How to Pack for Your Year as an Au Pair Abroad
4 minute read
Packing for long trips can be difficult. In general you will be able to get everything you need in your host country, so unless you are attached to a specific brand, you shouldn't bring a year-long supply of anything except for prescription medications. You can also ask your host family if specific things are available in your host country before you go.
If you take medication:
- Check with your airline to find out what quantity of your medication is allowed.
- If your host country provides you with insurance, please be advised that it will be minimum coverage. Chances are it will not cover your prescription medications for pre-existing conditions.
- Unless you purchase additional supplemental travel insurance, you will not be covered for lost luggage.
Always pack less than you think you need. It may be hard not to bring every sweater or t-shirt with you, but you will probably be doing some shopping while abroad and will end up with much more than you bargained for after your au pair abroad program is over. Pack mix-and-match separates and layers to get the most out of your luggage space.
Pack for the Seasons
Check average weather temperatures for each season and make sure to pack some standard pieces of clothing. If where you are going has a winter season, you may want to bring a winter coat so you don’t have to buy one there. Other more expensive items likes boots, running shoes and a bathing suit may be useful and cost-effective to bring with you as well. Not all countries employ central heating or air conditioning, which should also factor into how you will need to dress to stay warm or cool. Feel free to ask your host family about temperature-appropriate items to bring from home.
- Year-long supply of prescription medications (see above).
- A change of clothes with you on the plane. No matter if you have a direct flight or multiple layovers, airlines will sometimes misplace luggage. It is always better to be safe than sorry!
- A weekend bag or backpack. Whether you plan on traveling a lot on the weekends or plan to traipse around the city with your host children, having a tote bag or backpack is always a necessity while abroad.
- Important papers and documents. We recommend getting a water-proof file folder to carry your visa papers, birth certificate, passport, travel itinerary, your U.S. and host family phone numbers and addresses and all other important materials with you in your carry-on while traveling. Carry this with you and do not pack it with your checked luggage. Keep a set of copies of important documents stored in a secure place.
Travel adapters and/or converters for electronics. If you are bringing electronics, you will need
an adapter to plug in your devices. Please keep in mind there is almost always a voltage difference, and you may
also need some kind of voltage converter or transformer.
- Most laptops and mobile devices are multi-voltage, so they can usually be used in Europe, Australia and New Zealand without a converter.
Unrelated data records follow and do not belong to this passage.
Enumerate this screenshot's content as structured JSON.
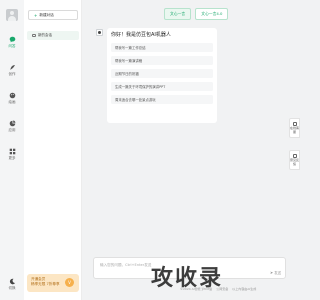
{
  "rail": {
    "items": [
      {
        "label": "问答",
        "icon": "chat-bubble-icon",
        "active": true
      },
      {
        "label": "创作",
        "icon": "feather-icon",
        "active": false
      },
      {
        "label": "绘画",
        "icon": "palette-icon",
        "active": false
      },
      {
        "label": "应用",
        "icon": "grid-apps-icon",
        "active": false
      },
      {
        "label": "更多",
        "icon": "more-apps-icon",
        "active": false
      }
    ],
    "theme_label": "切换",
    "accent_color": "#19a86c"
  },
  "sidebar": {
    "new_chat_label": "新建对话",
    "sessions": [
      {
        "label": "新的会话"
      }
    ],
    "promo": {
      "line1": "开通会员",
      "line2": "畅享无限 7折尊享",
      "coin": "V"
    }
  },
  "tabs": [
    {
      "label": "文心一言",
      "active": true
    },
    {
      "label": "文心一言4.0",
      "active": false
    }
  ],
  "chat": {
    "greeting": "你好！我是仿豆包AI机器人",
    "suggestions": [
      "帮我写一篇工作总结",
      "帮我写一篇演讲稿",
      "近期节日的祝福",
      "生成一篇关于环境保护的演讲PPT",
      "周末适合去哪一处景点游玩"
    ]
  },
  "float_buttons": [
    {
      "label": "在线客服",
      "icon": "headset-icon"
    },
    {
      "label": "意见反馈",
      "icon": "feedback-icon"
    }
  ],
  "input": {
    "placeholder": "输入您的问题，Ctrl+Enter发送",
    "send_label": "发送"
  },
  "footer": {
    "items": [
      "©2024 AI智能 沪ICP备",
      "公网安备",
      "以上内容由AI生成"
    ]
  },
  "watermark": "攻收录"
}
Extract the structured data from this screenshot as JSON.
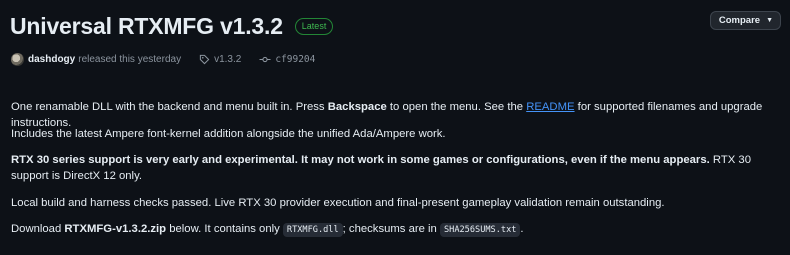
{
  "release": {
    "title": "Universal RTXMFG v1.3.2",
    "badge": "Latest",
    "compare_label": "Compare",
    "author": "dashdogy",
    "released_text": "released this yesterday",
    "tag": "v1.3.2",
    "commit": "cf99204"
  },
  "notes": {
    "p1": {
      "a": "One renamable DLL with the backend and menu built in. Press ",
      "key": "Backspace",
      "b": " to open the menu. See the ",
      "link": "README",
      "c": " for supported filenames and upgrade instructions."
    },
    "p2": "Includes the latest Ampere font-kernel addition alongside the unified Ada/Ampere work.",
    "p3": {
      "bold": "RTX 30 series support is very early and experimental. It may not work in some games or configurations, even if the menu appears.",
      "rest": " RTX 30 support is DirectX 12 only."
    },
    "p4": "Local build and harness checks passed. Live RTX 30 provider execution and final-present gameplay validation remain outstanding.",
    "p5": {
      "a": "Download ",
      "file": "RTXMFG-v1.3.2.zip",
      "b": " below. It contains only ",
      "code1": "RTXMFG.dll",
      "c": "; checksums are in ",
      "code2": "SHA256SUMS.txt",
      "d": "."
    }
  },
  "colors": {
    "background": "#0d1117",
    "text": "#e6edf3",
    "muted": "#8b949e",
    "link": "#4493f8",
    "latest_badge": "#3fb950"
  }
}
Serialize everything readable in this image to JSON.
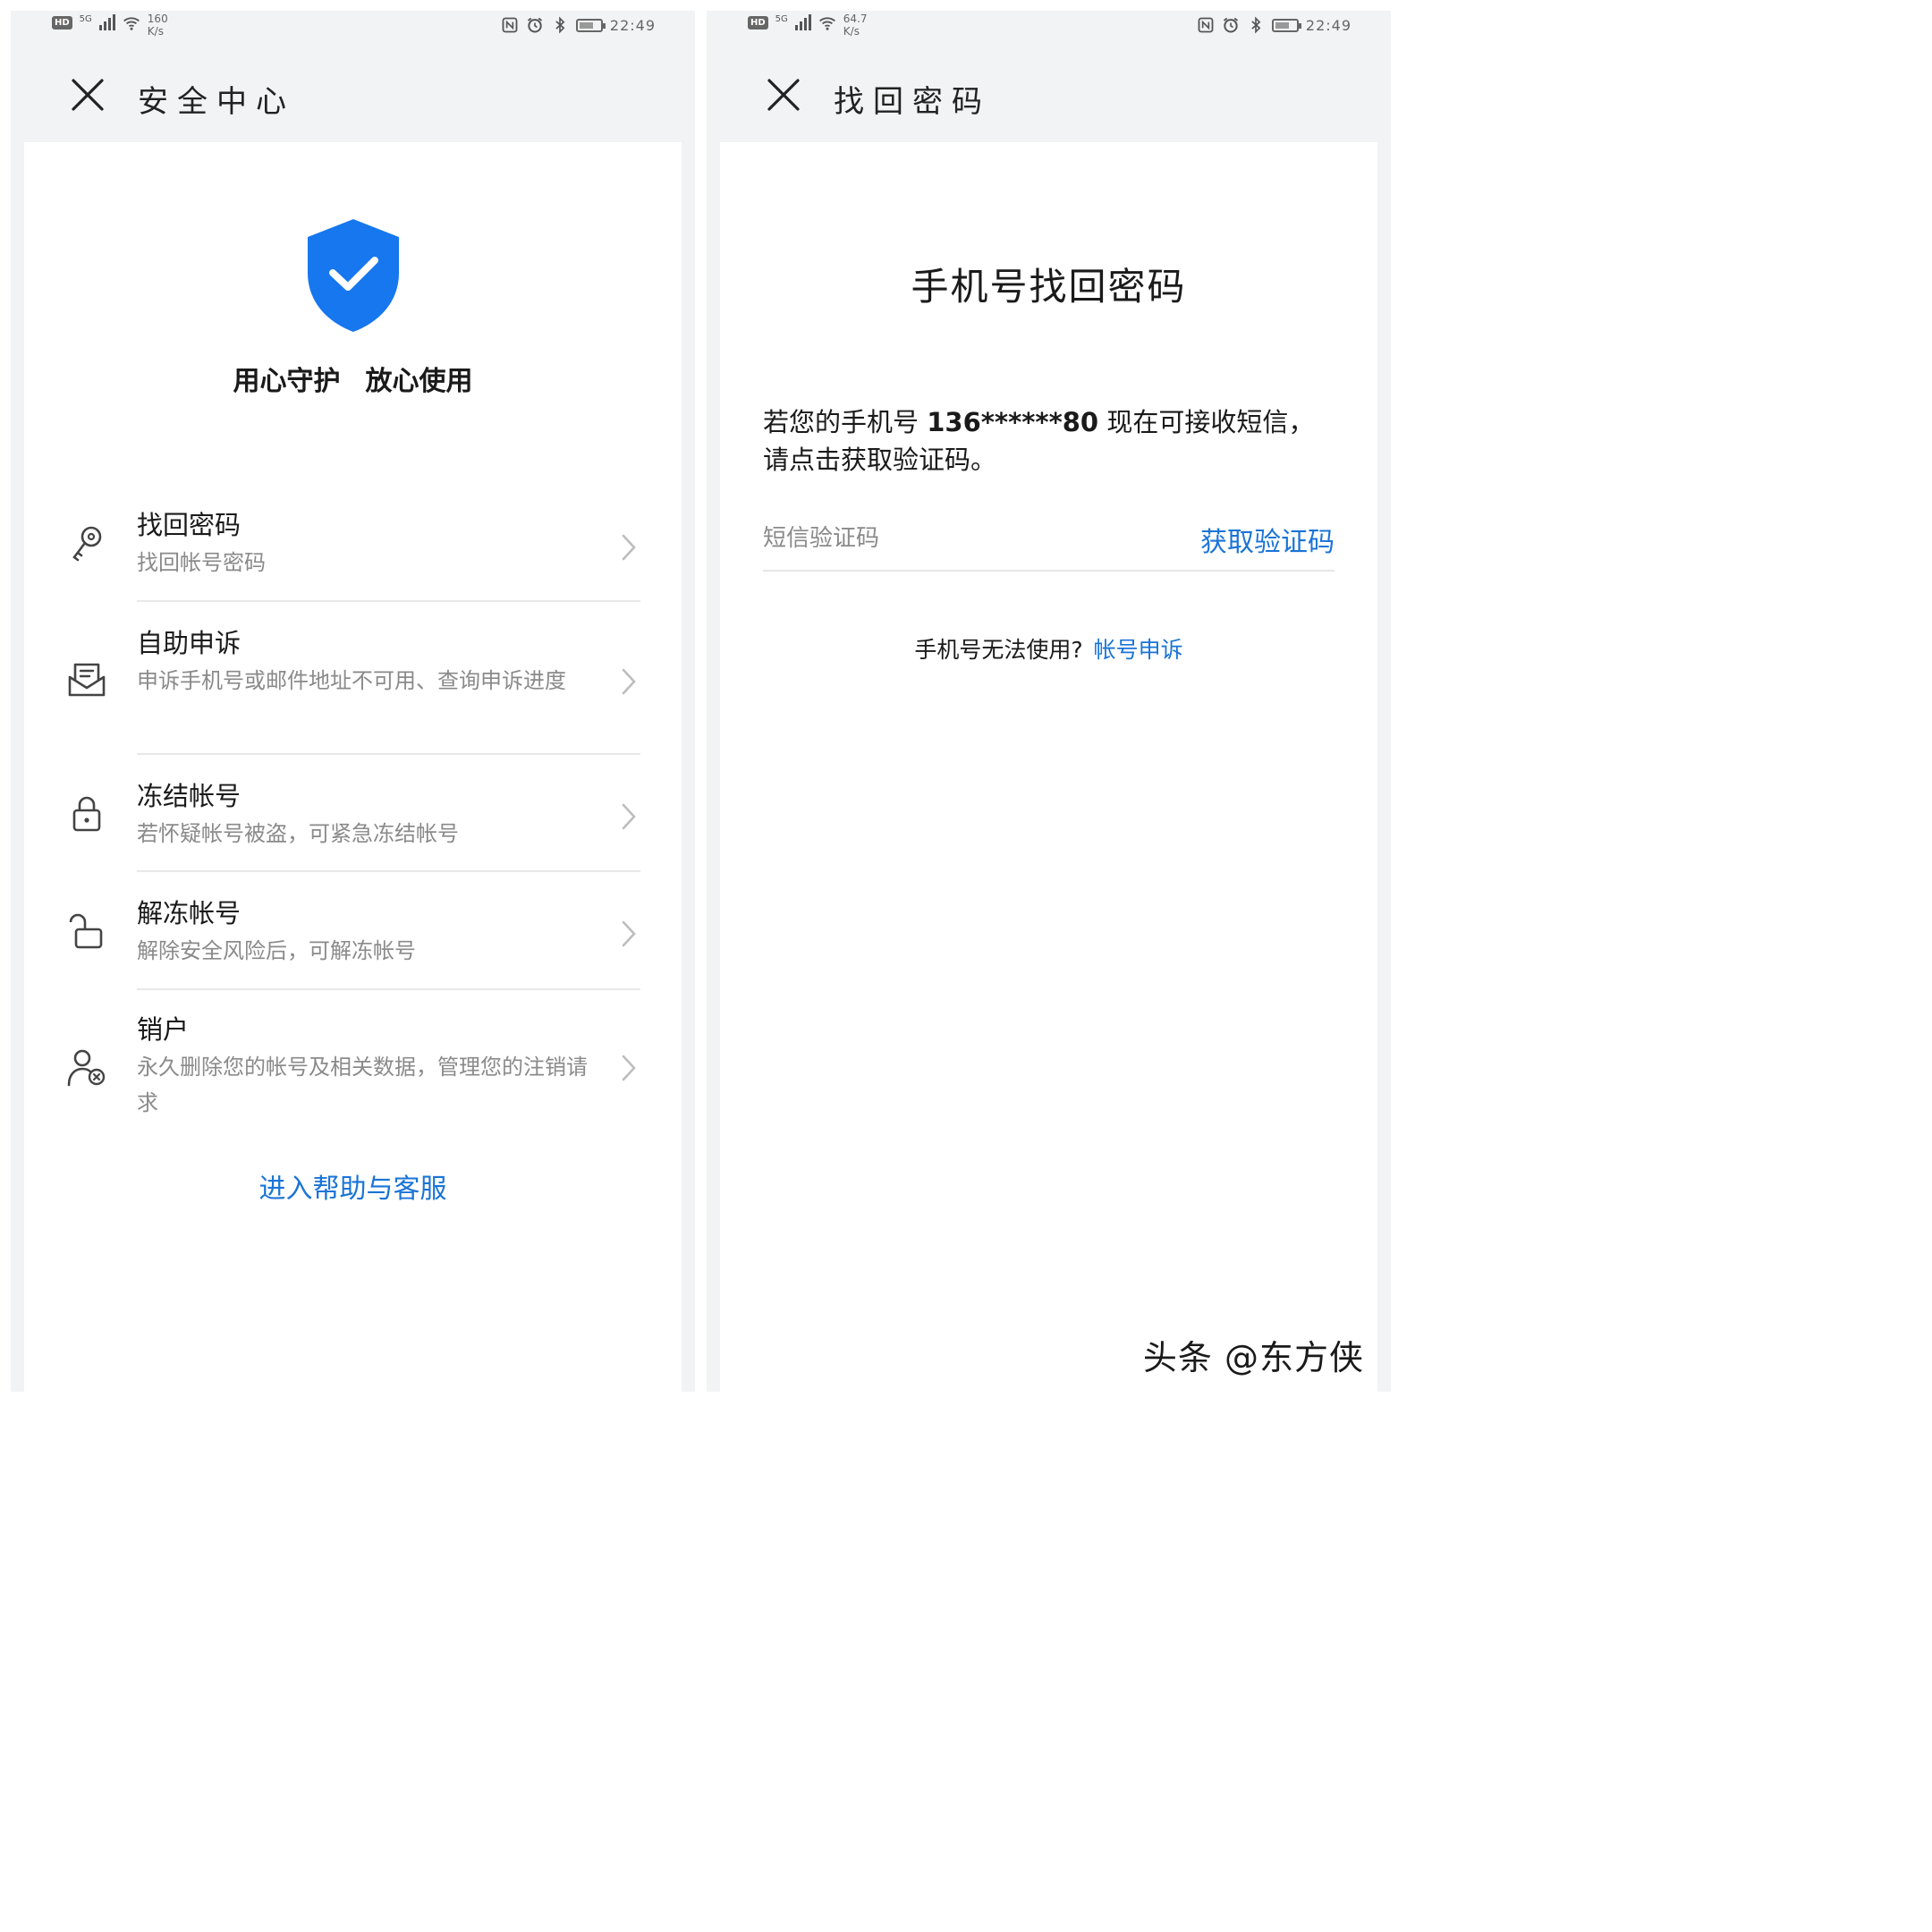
{
  "colors": {
    "accent": "#1a74d6",
    "shield": "#1677ee",
    "subtext": "#8a8a8a",
    "background": "#f1f3f5"
  },
  "left": {
    "status": {
      "hd": "HD",
      "net": "5G",
      "speed_value": "160",
      "speed_unit": "K/s",
      "time": "22:49"
    },
    "title": "安全中心",
    "slogan_a": "用心守护",
    "slogan_b": "放心使用",
    "menu": [
      {
        "icon": "key-icon",
        "title": "找回密码",
        "subtitle": "找回帐号密码"
      },
      {
        "icon": "mail-icon",
        "title": "自助申诉",
        "subtitle": "申诉手机号或邮件地址不可用、查询申诉进度"
      },
      {
        "icon": "lock-icon",
        "title": "冻结帐号",
        "subtitle": "若怀疑帐号被盗，可紧急冻结帐号"
      },
      {
        "icon": "unlock-icon",
        "title": "解冻帐号",
        "subtitle": "解除安全风险后，可解冻帐号"
      },
      {
        "icon": "user-remove-icon",
        "title": "销户",
        "subtitle": "永久删除您的帐号及相关数据，管理您的注销请求"
      }
    ],
    "help_link": "进入帮助与客服"
  },
  "right": {
    "status": {
      "hd": "HD",
      "net": "5G",
      "speed_value": "64.7",
      "speed_unit": "K/s",
      "time": "22:49"
    },
    "title": "找回密码",
    "heading": "手机号找回密码",
    "desc_prefix": "若您的手机号 ",
    "phone": "136******80",
    "desc_suffix": " 现在可接收短信，请点击获取验证码。",
    "sms_placeholder": "短信验证码",
    "get_code": "获取验证码",
    "cant_use": "手机号无法使用?",
    "appeal": "帐号申诉"
  },
  "watermark": "头条 @东方侠"
}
Still, always check the item’s instructional manuals for further instruction! You will still need an adapter. Never pack these items in your checked luggage.
- If you use hair dryers and hair irons, you may want to purchase these abroad. They are often single-voltage, so you would most likely need a voltage converter or transformer.
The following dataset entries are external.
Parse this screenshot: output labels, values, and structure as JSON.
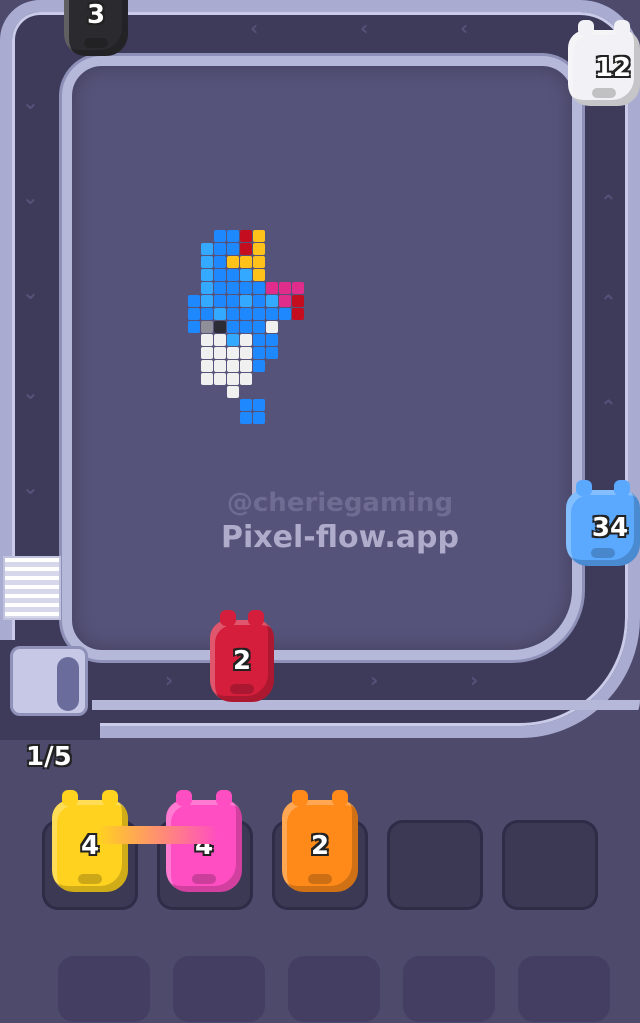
{
  "hud": {
    "slot_counter": "1/5"
  },
  "watermark": {
    "line1": "@cheriegaming",
    "line2": "Pixel-flow.app"
  },
  "track_shooters": [
    {
      "name": "black-shooter",
      "color": "#2b2b2f",
      "count": "3"
    },
    {
      "name": "white-shooter",
      "color": "#f2f2f6",
      "count": "12"
    },
    {
      "name": "blue-shooter",
      "color": "#5aa9ff",
      "count": "34"
    },
    {
      "name": "red-shooter",
      "color": "#d41e3c",
      "count": "2"
    }
  ],
  "slots": [
    {
      "name": "yellow-shooter",
      "color": "#ffd21f",
      "count": "4",
      "linked": true
    },
    {
      "name": "pink-shooter",
      "color": "#ff4ec2",
      "count": "4",
      "linked": true
    },
    {
      "name": "orange-shooter",
      "color": "#ff8a1a",
      "count": "2",
      "linked": false
    },
    {
      "empty": true
    },
    {
      "empty": true
    }
  ],
  "colors": {
    "blue": "#1e88ff",
    "light_blue": "#33aaff",
    "yellow": "#ffc21a",
    "red": "#c40e1f",
    "magenta": "#e02c8a",
    "white": "#f0f0f0",
    "gray": "#8f8f9a",
    "black": "#2c2c36"
  }
}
Cell phones. We recommend two options:
- Buy an inexpensive pay-as-you-go cell phone after you arrive to your new home. Ask your host family if they recommend a certain provider or if there are short-term contracts that may be less expensive.
- Bring your own cell phone, and replace the SIM card with a local one once abroad. Most U.S. cell phones can be used abroad with a new SIM card, but you will need to check with your current provider to review all options.
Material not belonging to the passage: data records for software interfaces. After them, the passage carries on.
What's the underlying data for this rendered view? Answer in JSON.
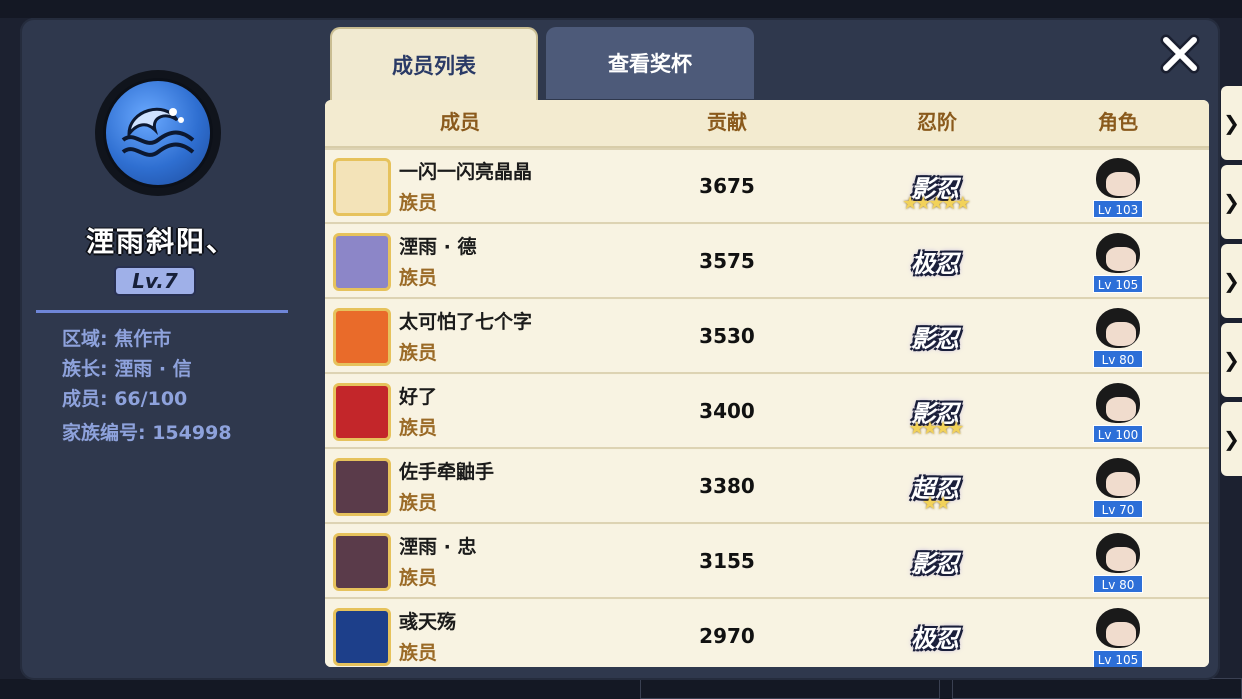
{
  "clan": {
    "name": "湮雨斜阳、",
    "level": "Lv.7",
    "region": "区域: 焦作市",
    "leader": "族长: 湮雨 · 信",
    "members": "成员: 66/100",
    "clan_id": "家族编号: 154998"
  },
  "tabs": [
    "成员列表",
    "查看奖杯"
  ],
  "table_headers": [
    "成员",
    "贡献",
    "忍阶",
    "角色"
  ],
  "members": [
    {
      "name": "一闪一闪亮晶晶",
      "rank": "族员",
      "contribution": "3675",
      "ninja_rank": "影忍",
      "stars": 5,
      "role_level": "Lv 103",
      "avatar_color": "#f3e3b8"
    },
    {
      "name": "湮雨 · 德",
      "rank": "族员",
      "contribution": "3575",
      "ninja_rank": "极忍",
      "stars": 0,
      "role_level": "Lv 105",
      "avatar_color": "#8c86c8"
    },
    {
      "name": "太可怕了七个字",
      "rank": "族员",
      "contribution": "3530",
      "ninja_rank": "影忍",
      "stars": 0,
      "role_level": "Lv 80",
      "avatar_color": "#e96b2a"
    },
    {
      "name": "好了",
      "rank": "族员",
      "contribution": "3400",
      "ninja_rank": "影忍",
      "stars": 4,
      "role_level": "Lv 100",
      "avatar_color": "#c3262a"
    },
    {
      "name": "佐手牵鼬手",
      "rank": "族员",
      "contribution": "3380",
      "ninja_rank": "超忍",
      "stars": 2,
      "role_level": "Lv 70",
      "avatar_color": "#5a3b4a"
    },
    {
      "name": "湮雨 · 忠",
      "rank": "族员",
      "contribution": "3155",
      "ninja_rank": "影忍",
      "stars": 0,
      "role_level": "Lv 80",
      "avatar_color": "#5a3b4a"
    },
    {
      "name": "彧天殇",
      "rank": "族员",
      "contribution": "2970",
      "ninja_rank": "极忍",
      "stars": 0,
      "role_level": "Lv 105",
      "avatar_color": "#1d3f8a"
    }
  ],
  "icons": {
    "close": "close-icon",
    "arrow": "chevron-right-icon",
    "emblem": "wave-emblem-icon"
  }
}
- Limit toiletries. They’re heavy and take up space! While you may have a certain brand that you like, most U.S. brands of shampoo, face wash, and cosmetics can be found abroad. You may want to bring enough to get you through your first week in your new country.
- A small gift for your host family and host children that will tell them a little bit about the culture and traditions of your hometown and state. A gift is a great way to break the ice, especially with the children, and show the family how excited you are to be living and working for them. You may also want to bring your favorite recipes (if you cook). Remember the measurements will be different and not all ingredients are easily found, so you may need to get creative.
- Pictures of your family and small personal keepsakes depicting your life in the U.S. This is great to share with your host family. These will also help you stay connected to your family and friends in the U.S. while you are abroad.
Learn about life abroad
Read about the adventures others have had and get excited for yours.